Delivering safer, more reliable and more efficient care to patients and communities is the core mission of hospitals across the country. To improve patient safety and reduce harm, hospitals are employing new technologies, techniques and research, as well as collaborating with and learning from one another.

Hospitals must adapt to a rapidly changing health care landscape: implementation of the Affordable Care Act and efforts to bend the health care cost curve, onset of inpatient prospective payment system legislation, value-based purchasing and nonpayment for "never" events. With current delivery system and payment reforms serving as another impetus for change and continuous improvement in health care, it has become imperative that all hospitals learn the fundamentals for rapidly changing their processes to reduce harm and costs and then spread this change throughout their organizations.

Hospitals have been making great strides in improving patient outcomes. The Health Research & Educational Trust leads one of the Hospital Engagement Networks funded by the CMS Center for Medicare and Medicaid Innovation. The HENs are proving to be a tremendous support for hospitals. The AHA/HRET HEN provides education, resources, webinars and the Improvement Leader Fellowship to support 31 state hospital associations and 1,600 hospitals in their quest to achieve rapid improvement across 10 areas of patient harm: (1) adverse drug events, (2) catheter-associated urinary tract infections, (3) central line-associated bloodstream infections, (4) injuries from falls and immobility, (5) obstetrical adverse events/early elective deliveries, (6) pressure ulcers, (7) preventable readmissions, (8) surgical-site infections, (9) venous thromboembolism) and (10) ventilator-associated pneumonia/ventilator-associated events.
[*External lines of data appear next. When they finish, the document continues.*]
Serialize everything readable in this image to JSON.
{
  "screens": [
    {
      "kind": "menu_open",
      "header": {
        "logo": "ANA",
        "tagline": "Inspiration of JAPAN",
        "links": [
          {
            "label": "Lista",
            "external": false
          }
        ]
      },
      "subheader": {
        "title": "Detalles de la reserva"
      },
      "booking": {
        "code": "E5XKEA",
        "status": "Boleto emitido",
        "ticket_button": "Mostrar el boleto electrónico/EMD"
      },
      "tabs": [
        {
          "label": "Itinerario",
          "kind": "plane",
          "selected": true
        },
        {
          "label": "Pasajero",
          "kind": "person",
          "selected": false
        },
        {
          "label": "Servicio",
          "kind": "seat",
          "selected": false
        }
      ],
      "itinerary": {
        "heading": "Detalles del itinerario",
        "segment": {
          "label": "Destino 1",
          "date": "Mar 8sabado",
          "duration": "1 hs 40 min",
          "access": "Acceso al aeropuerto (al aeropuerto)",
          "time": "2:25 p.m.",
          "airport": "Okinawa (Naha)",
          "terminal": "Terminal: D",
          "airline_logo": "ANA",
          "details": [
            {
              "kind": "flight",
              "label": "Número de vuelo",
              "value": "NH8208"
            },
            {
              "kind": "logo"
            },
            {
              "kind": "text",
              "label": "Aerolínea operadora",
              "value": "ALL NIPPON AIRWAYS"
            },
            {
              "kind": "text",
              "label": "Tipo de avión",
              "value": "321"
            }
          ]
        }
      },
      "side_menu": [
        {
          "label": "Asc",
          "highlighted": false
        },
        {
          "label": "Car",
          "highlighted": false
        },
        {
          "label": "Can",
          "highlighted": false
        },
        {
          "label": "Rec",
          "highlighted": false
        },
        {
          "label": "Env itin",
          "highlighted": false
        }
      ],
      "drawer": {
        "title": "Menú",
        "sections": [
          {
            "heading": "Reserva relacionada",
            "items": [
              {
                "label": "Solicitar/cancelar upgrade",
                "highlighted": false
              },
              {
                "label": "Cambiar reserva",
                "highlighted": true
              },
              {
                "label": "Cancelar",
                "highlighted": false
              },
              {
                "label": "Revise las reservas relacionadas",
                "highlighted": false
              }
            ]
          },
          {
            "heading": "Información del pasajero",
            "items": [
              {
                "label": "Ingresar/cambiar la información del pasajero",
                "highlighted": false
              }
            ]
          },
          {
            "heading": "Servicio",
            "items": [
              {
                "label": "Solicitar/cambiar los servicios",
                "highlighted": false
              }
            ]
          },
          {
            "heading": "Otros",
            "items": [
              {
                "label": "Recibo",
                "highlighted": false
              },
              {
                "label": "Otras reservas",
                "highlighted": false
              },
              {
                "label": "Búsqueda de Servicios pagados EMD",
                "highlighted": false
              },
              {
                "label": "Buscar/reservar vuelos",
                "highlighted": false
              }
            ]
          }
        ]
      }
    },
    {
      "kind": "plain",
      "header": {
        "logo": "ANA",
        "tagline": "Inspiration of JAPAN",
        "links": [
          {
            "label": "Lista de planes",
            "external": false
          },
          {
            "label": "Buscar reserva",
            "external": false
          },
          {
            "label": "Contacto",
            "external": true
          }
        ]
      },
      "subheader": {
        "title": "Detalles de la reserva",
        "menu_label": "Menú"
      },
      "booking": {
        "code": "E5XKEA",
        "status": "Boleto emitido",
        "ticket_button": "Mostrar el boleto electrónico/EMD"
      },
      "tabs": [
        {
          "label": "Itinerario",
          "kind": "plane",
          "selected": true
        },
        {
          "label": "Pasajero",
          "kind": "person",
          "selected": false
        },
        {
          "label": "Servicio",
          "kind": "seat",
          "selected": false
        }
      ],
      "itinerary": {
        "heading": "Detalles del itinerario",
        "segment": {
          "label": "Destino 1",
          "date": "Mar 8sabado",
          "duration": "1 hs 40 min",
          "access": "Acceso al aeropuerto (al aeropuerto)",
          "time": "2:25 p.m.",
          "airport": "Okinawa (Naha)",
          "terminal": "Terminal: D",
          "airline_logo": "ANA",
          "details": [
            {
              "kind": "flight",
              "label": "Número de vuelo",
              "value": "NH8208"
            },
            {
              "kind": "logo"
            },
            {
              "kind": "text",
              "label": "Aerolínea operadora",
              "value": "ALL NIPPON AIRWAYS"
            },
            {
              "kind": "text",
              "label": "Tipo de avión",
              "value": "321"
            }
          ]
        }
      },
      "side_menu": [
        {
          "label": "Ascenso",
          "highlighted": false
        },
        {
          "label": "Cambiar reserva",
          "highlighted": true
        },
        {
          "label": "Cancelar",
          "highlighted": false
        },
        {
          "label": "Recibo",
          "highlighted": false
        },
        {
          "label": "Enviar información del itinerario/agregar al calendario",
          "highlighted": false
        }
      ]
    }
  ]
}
The overall goal for all HENs is to achieve a 40 percent reduction in all harm areas and a 20 percent reduction in readmissions. Every hospital in the AHA/HRET HEN continues to drive toward these goals in reducing harm and readmissions.

While work remains, by forging effective strategies and sharing what they have learned, hospital leaders have spurred notable improvements in reducing harm, improving both care delivery and patient outcomes at the national, state and regional levels. These efforts have led to better quality and patient safety, as well as reduced health care costs. Topic-specific checklists, cost calculators and best-practice sharing are key in assisting hospitals working on rapid process change. Hospital culture, senior leadership, physician champions and patient and family engagement are fundamental building blocks for the work.

Our HEN's greatest accomplishment to date is the impact we are having on patients and their families. By reducing harm — preventing a patient from falling and breaking a hip, for example — we have been able to provide a safer environment for recovery and reduce unnecessary complications.

While hospitals may be at different points on their improvement journey and may employ slightly different approaches and models of quality improvement, all hospitals are committed to continuous quality improvement and are moving in the direction of reducing patient harm. To learn more about the AHA/HRET HEN and available resources, please contact your state hospital association HEN lead, email us at hen@aha.org or visit our website at www.hret-hen.org.

Charisse Coulombe is senior director of the AHA/HRET HEN. She can be reached at ccoulombe@aha.org.


On the Web

Patient safety checklists

The Hospitals in Pursuit of Excellence guide "Checklists to Improve Patient Safety" is a compilation of checklists, all developed by Cynosure Health, to prevent patient harm in 10 areas. These areas include adverse drug events, catheter-associated urinary tract infections, central line-associated blood stream infections, injuries from falls and immobility, pressure ulcers, surgical-site infections, and obstetrical adverse events and early elective deliveries. Hospitals and health care systems that use checklists can reduce mortality, complications, injuries and other patient harm. This guide is available free of charge at www.hpoe.org/checklists-improve-patient-safety.

Value-based care

"Value-Based Contracting," a publication from the AHA's Health Research & Educational Trust and Kaufman Hall, provides specific guidance related to assessment, and financial, operational and implementation issues for health care providers transitioning to value-based care. The guide's primary audience is hospitals and health care systems, but much of the information also is applicable to physicians, physician groups and nursing facilities. Two recent webinars feature Kaufman Hall experts sharing insights from the guide. For free access to the webinars and guide, visit the Hospitals in Pursuit of Excellence website at www.hpoe.org. The guide also is available at
www.hpoe.org/value-contracting.

Eliminating infections

Hospitals and care systems can eliminate catheter-associated urinary tract infections by using a two-pronged approach that combines best clinical practices with a strong culture of safety. "Eliminating Catheter-Associated Urinary Tract Infections" describes a three-step action plan to achieve and sustain reductions in CAUTI rates. Access the guide at www.hpoe.org/CAUTI-culture-patient-safety. Visit the CAUTI project website at www.onthecuspstophai.org.